Roaring B-17 helps bring history to life at Idaho airport
By CODY BLOOMSBURG | Lewiston Tribune, Idaho | Published: August 10, 2012
LEWISTON, Idaho — The B-17 flowed through the noon sky like a thrumming aluminum memory before landing Thursday at the Lewiston-Nez Perce County Regional Airport.
The elegant old war machine, Sentimental Journey, a World War II model B-17G Flying Fortress owned by the Arizona Wing of the Commemorative Air Force, will be available for rides, tours and photo opportunities today through Sunday at the airport.
The plane was brought in as a special guest at the Lewis-Clark Air Festival, which is free to the public and will be from 8 a.m. to 5 p.m. Saturday. The main entrance will be west of the main airport terminal near Stout Flying Services.
Several airplanes and helicopters will be on display at the festival and will include Mike Carpentero's 1930 New Standard D-25 bi-plane. Carpentero will be offering 10-minute rides for $65 Saturday and Sunday.
The theme for this year's festival is "Salute Veterans," and a special tribute presentation will be given at 10 a.m.
But the gleaming B-17 will undoubtedly be the show-stopper, on the ground and in the air.
For some local men, Sentimental Journey is the last known surviving link to their service.
Jack Dunaway's war was 23 long flights fraught with boredom. Dunaway, 90, co-piloted a Flying Fortress on bombing runs into Germany and other Nazi-occupied countries in 1944 and 1945. The typical tour was 25 missions. The war ended before he reached his 25th, but that was all right with him.
"It was a great relief," he said.
Dunaway isn't long on words for the months he spent flying from Yeldham, England.
On his first mission he was cruising along thinking the tour might not be too hard. Then something struck the front of the plane.
"It wasn't a bird, that's for sure," he said.
The worst part from there out, though, were the long flights. Hours and hours of waiting, watching dials and trading off turns at the yoke every 15 minutes because the autopilot wasn't to be trusted.
"I suppose anyplace is boring if you don't want to be there, though," he said.
But there was that time the crew had to make an emergency landing and no one was sure if they were clear of enemy lines yet. As it turned out, they were.
Dunaway's favorite flights were the ones he took post-war — the camping trips he flew to with his family, wife Barbara Dunaway, daughter Jane Dunaway and son Bill Dunaway.
Dick Goedde had livelier memories of his time in a B-17. He rode as tail gunner for 34 missions, some into Berlin, at least three into Cologne.
Goedde, 87, of Uniontown, surpassed the required 25-mission tour, but then was asked to do five more.

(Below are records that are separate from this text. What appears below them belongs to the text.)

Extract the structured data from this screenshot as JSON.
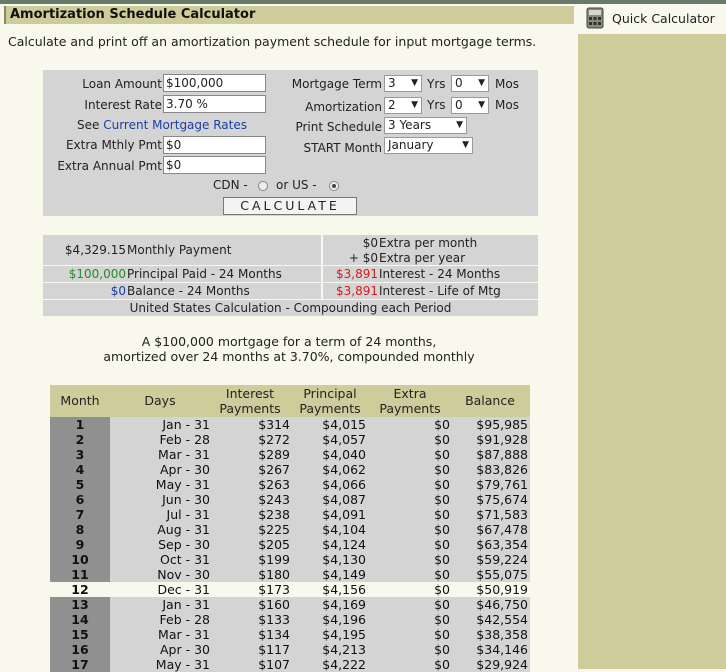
{
  "title": "Amortization Schedule Calculator",
  "description": "Calculate and print off an amortization payment schedule for input mortgage terms.",
  "sidebar": {
    "quick_calculator": "Quick Calculator"
  },
  "form": {
    "loan_amount_label": "Loan Amount",
    "loan_amount_value": "$100,000",
    "interest_rate_label": "Interest Rate",
    "interest_rate_value": "3.70 %",
    "see_label": "See",
    "mortgage_rates_link": "Current Mortgage Rates",
    "extra_monthly_label": "Extra Mthly Pmt",
    "extra_monthly_value": "$0",
    "extra_annual_label": "Extra Annual Pmt",
    "extra_annual_value": "$0",
    "mortgage_term_label": "Mortgage Term",
    "mortgage_term_years": "3",
    "mortgage_term_months": "0",
    "amortization_label": "Amortization",
    "amortization_years": "2",
    "amortization_months": "0",
    "yrs": "Yrs",
    "mos": "Mos",
    "print_schedule_label": "Print Schedule",
    "print_schedule_value": "3 Years",
    "start_month_label": "START Month",
    "start_month_value": "January",
    "cdn_label": "CDN -",
    "us_label": "or US -",
    "selected_region": "US",
    "calculate_label": "CALCULATE"
  },
  "summary": {
    "monthly_payment_value": "$4,329.15",
    "monthly_payment_label": "Monthly Payment",
    "extra_month_value": "$0",
    "extra_month_label": "Extra per month",
    "extra_year_value": "+ $0",
    "extra_year_label": "Extra per year",
    "principal_paid_value": "$100,000",
    "principal_paid_label": "Principal Paid - 24 Months",
    "interest_24_value": "$3,891",
    "interest_24_label": "Interest - 24 Months",
    "balance_value": "$0",
    "balance_label": "Balance - 24 Months",
    "interest_life_value": "$3,891",
    "interest_life_label": "Interest - Life of Mtg",
    "calc_note": "United States Calculation - Compounding each Period"
  },
  "mortgage_text_line1": "A $100,000 mortgage for a term of 24 months,",
  "mortgage_text_line2": "amortized over 24 months at 3.70%, compounded monthly",
  "schedule": {
    "headers": {
      "month": "Month",
      "days": "Days",
      "interest_1": "Interest",
      "interest_2": "Payments",
      "principal_1": "Principal",
      "principal_2": "Payments",
      "extra_1": "Extra",
      "extra_2": "Payments",
      "balance": "Balance"
    },
    "rows": [
      {
        "month": "1",
        "days": "Jan - 31",
        "interest": "$314",
        "principal": "$4,015",
        "extra": "$0",
        "balance": "$95,985"
      },
      {
        "month": "2",
        "days": "Feb - 28",
        "interest": "$272",
        "principal": "$4,057",
        "extra": "$0",
        "balance": "$91,928"
      },
      {
        "month": "3",
        "days": "Mar - 31",
        "interest": "$289",
        "principal": "$4,040",
        "extra": "$0",
        "balance": "$87,888"
      },
      {
        "month": "4",
        "days": "Apr - 30",
        "interest": "$267",
        "principal": "$4,062",
        "extra": "$0",
        "balance": "$83,826"
      },
      {
        "month": "5",
        "days": "May - 31",
        "interest": "$263",
        "principal": "$4,066",
        "extra": "$0",
        "balance": "$79,761"
      },
      {
        "month": "6",
        "days": "Jun - 30",
        "interest": "$243",
        "principal": "$4,087",
        "extra": "$0",
        "balance": "$75,674"
      },
      {
        "month": "7",
        "days": "Jul - 31",
        "interest": "$238",
        "principal": "$4,091",
        "extra": "$0",
        "balance": "$71,583"
      },
      {
        "month": "8",
        "days": "Aug - 31",
        "interest": "$225",
        "principal": "$4,104",
        "extra": "$0",
        "balance": "$67,478"
      },
      {
        "month": "9",
        "days": "Sep - 30",
        "interest": "$205",
        "principal": "$4,124",
        "extra": "$0",
        "balance": "$63,354"
      },
      {
        "month": "10",
        "days": "Oct - 31",
        "interest": "$199",
        "principal": "$4,130",
        "extra": "$0",
        "balance": "$59,224"
      },
      {
        "month": "11",
        "days": "Nov - 30",
        "interest": "$180",
        "principal": "$4,149",
        "extra": "$0",
        "balance": "$55,075"
      },
      {
        "month": "12",
        "days": "Dec - 31",
        "interest": "$173",
        "principal": "$4,156",
        "extra": "$0",
        "balance": "$50,919",
        "highlight": true
      },
      {
        "month": "13",
        "days": "Jan - 31",
        "interest": "$160",
        "principal": "$4,169",
        "extra": "$0",
        "balance": "$46,750"
      },
      {
        "month": "14",
        "days": "Feb - 28",
        "interest": "$133",
        "principal": "$4,196",
        "extra": "$0",
        "balance": "$42,554"
      },
      {
        "month": "15",
        "days": "Mar - 31",
        "interest": "$134",
        "principal": "$4,195",
        "extra": "$0",
        "balance": "$38,358"
      },
      {
        "month": "16",
        "days": "Apr - 30",
        "interest": "$117",
        "principal": "$4,213",
        "extra": "$0",
        "balance": "$34,146"
      },
      {
        "month": "17",
        "days": "May - 31",
        "interest": "$107",
        "principal": "$4,222",
        "extra": "$0",
        "balance": "$29,924"
      }
    ]
  }
}
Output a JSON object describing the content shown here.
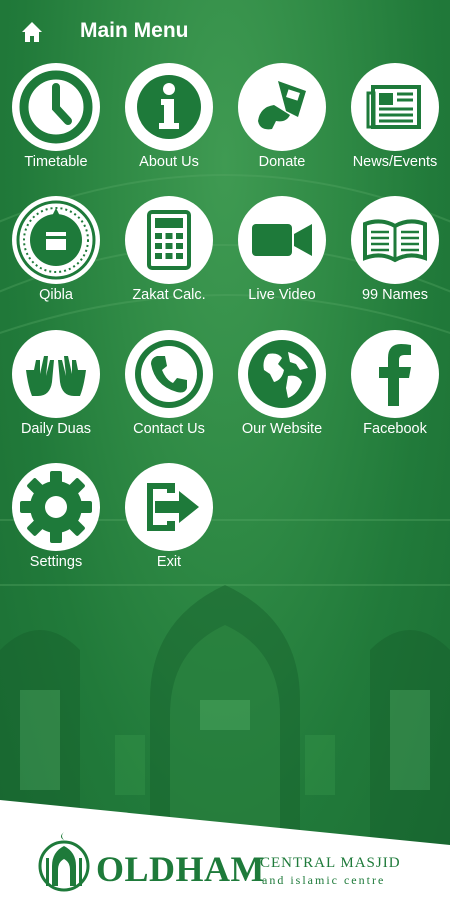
{
  "header": {
    "title": "Main Menu",
    "home_icon": "home-icon"
  },
  "menu": [
    {
      "label": "Timetable",
      "icon": "clock-icon"
    },
    {
      "label": "About Us",
      "icon": "info-icon"
    },
    {
      "label": "Donate",
      "icon": "donate-hand-icon"
    },
    {
      "label": "News/Events",
      "icon": "newspaper-icon"
    },
    {
      "label": "Qibla",
      "icon": "qibla-compass-icon"
    },
    {
      "label": "Zakat Calc.",
      "icon": "calculator-icon"
    },
    {
      "label": "Live Video",
      "icon": "video-camera-icon"
    },
    {
      "label": "99 Names",
      "icon": "open-book-icon"
    },
    {
      "label": "Daily Duas",
      "icon": "praying-hands-icon"
    },
    {
      "label": "Contact Us",
      "icon": "phone-icon"
    },
    {
      "label": "Our Website",
      "icon": "globe-icon"
    },
    {
      "label": "Facebook",
      "icon": "facebook-icon"
    },
    {
      "label": "Settings",
      "icon": "gear-icon"
    },
    {
      "label": "Exit",
      "icon": "exit-icon"
    }
  ],
  "footer": {
    "logo_main": "OLDHAM",
    "logo_sub1": "CENTRAL MASJID",
    "logo_sub2": "and islamic centre"
  },
  "colors": {
    "primary_green": "#1e7a3a",
    "icon_bg": "#ffffff",
    "text": "#ffffff"
  }
}
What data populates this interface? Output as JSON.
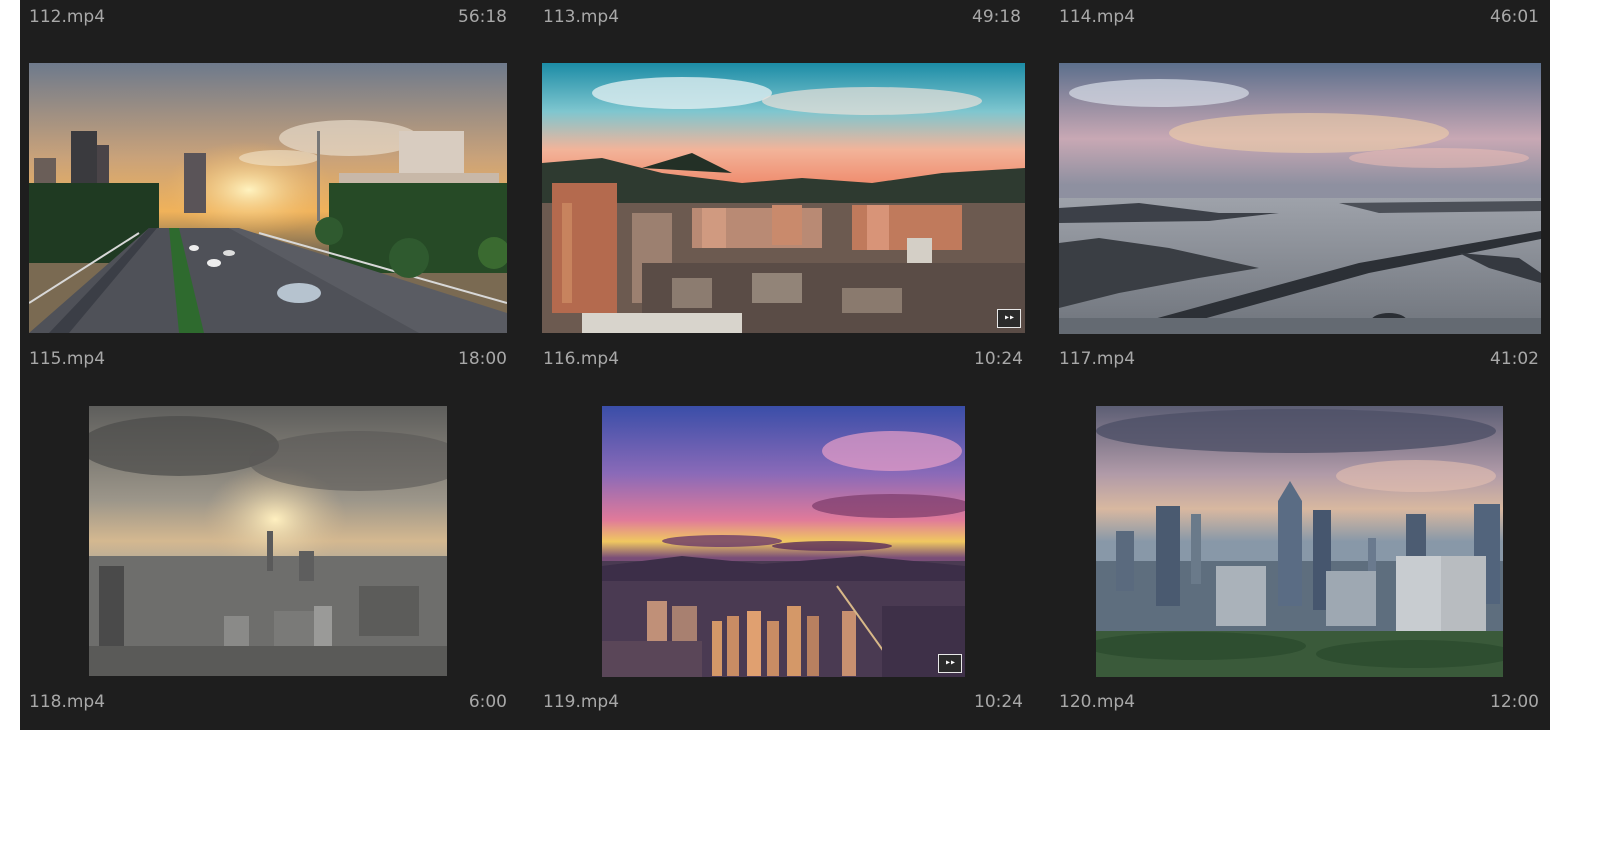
{
  "top_row": [
    {
      "name": "112.mp4",
      "duration": "56:18"
    },
    {
      "name": "113.mp4",
      "duration": "49:18"
    },
    {
      "name": "114.mp4",
      "duration": "46:01"
    }
  ],
  "clips": [
    {
      "name": "115.mp4",
      "duration": "18:00",
      "scene": "highway at sunset with city buildings"
    },
    {
      "name": "116.mp4",
      "duration": "10:24",
      "scene": "dense city with mountains under pink sky"
    },
    {
      "name": "117.mp4",
      "duration": "41:02",
      "scene": "aerial lake with causeway bridge at dusk"
    },
    {
      "name": "118.mp4",
      "duration": "6:00",
      "scene": "hazy skyline under cloudy sunset"
    },
    {
      "name": "119.mp4",
      "duration": "10:24",
      "scene": "purple sunset over city aerial"
    },
    {
      "name": "120.mp4",
      "duration": "12:00",
      "scene": "skyline with skyscrapers at dusk"
    }
  ],
  "badge_icon": "merged-clip-icon",
  "badge_glyph": "▸▸"
}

After that, he was asked to do five more.
Each time he was asked, Goedde said it felt the same — irritating.
On his first run, he watched anti-aircraft flak explode closer and closer to the plane. He radioed to the pilot to suggest changing the flight path. The pilot barked back that Goedde should not tell him where to fly the plane.
When they got on the ground after the mission, Goedde ran into the pilot who was walking around the plane. Goedde asked what he was doing and the pilot said he was counting the holes in the airplane.
At that point he was at 40.
On their second mission, the pilot radioed back with one question: "'Tail gunner, where would you like me to fly?'" Goedde said.
Goedde said by the time he got to 34 runs, he knew he didn't want a 35th. He had seen too many planes go down on that last run.
He told his commander that and the commander threatened to bust his rank. Goedde told him to go ahead. "I don't need stripes in the hereafter," he said.
He was homeward bound on a ship when Berlin fell.
"So be it. I'm still here," Goedde said Thursday, standing under Sentimental Journey's wing.
The plane he flew in during the war was called "Take it Home." Dunaway didn't remember the planes he flew having names. "We took whatever was available," he said.
Dunaway said he doesn't plan to go up in Sentimental Journey for a flight. "I've seen them enough other times," he said.
Goedde hadn't either, especially not at $425 for a ride, but when he was offered one for free because he served on a B-17 crew, he said, "If I'm going to save that much money I might as well go."